The other mindset defines the future as “what could be,” which believes the future can be largely created based on a specific personal design and trajectory for one’s life and work. This hopeful outlook not only empowers us, it often tends to inspire others with its vision and optimism. This kind of mindset does not mean life won’t deal unexpected blows entirely out of our control – it most surely will – but when we live with a belief that our future can be largely created, we empower ourselves with hope. This future we create isn’t just for ourselves, it’s the future we can also empower others to create with the right encouragement, teaching and vision.
I watched “Crazy Rich Asians” on a recent long flight (sidebar: what an awesome movie) and one of my favorite lines came from the over-bearing mother who condescendingly quipped at Rachel “How American” after hearing how passionate she was about her job as an economics teacher. She goes on to lecture Rachel on how different that approach is from her view that a resignation to one’s duty or path (in her case giving up her career to serve the family) is more important than charting one’s own course based on passion.
Rachel was miffed at the “How American” remark but I must admit that I beamed with a bit of pride when I heard it. How on-brand for America! A fabric of this country has always been that our future can be created and although some say we have lost our ‘land of opportunity’ mindset, I think it’s baked into each of us, even if we lose sight of the control we possess to create that opportunity from time to time.

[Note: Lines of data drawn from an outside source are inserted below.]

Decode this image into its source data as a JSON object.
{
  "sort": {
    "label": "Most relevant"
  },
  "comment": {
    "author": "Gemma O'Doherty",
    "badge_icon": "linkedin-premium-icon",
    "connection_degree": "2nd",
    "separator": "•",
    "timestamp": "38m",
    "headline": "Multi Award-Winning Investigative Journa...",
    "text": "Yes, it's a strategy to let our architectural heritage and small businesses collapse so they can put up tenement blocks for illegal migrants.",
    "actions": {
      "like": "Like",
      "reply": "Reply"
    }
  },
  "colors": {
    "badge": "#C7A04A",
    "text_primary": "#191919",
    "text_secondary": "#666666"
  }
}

Balance (noun) ~ an even distribution of weight enabling someone or something to remain upright and steady.
The barstool of life is best supported by a balance between the three legs. If time is life’s most precious resource, our view of it is life’s most important balance.
Some years I balance better than others but my hardest leg is often “here” because I can get too preoccupied with the future and miss out on so much as a result.
How about you?
How well are you balancing this holiday season? Which direction do you need to lean into to set up for an even more impactful, fun and joyous 2019?
May we all have the wisdom this holiday season to have mindful gratitude and focus on what is here in front of us – from our family and faith to our work, friends and gifts – while also celebrating the past and creating a specific vision for a future we can create – in 2019 and beyond.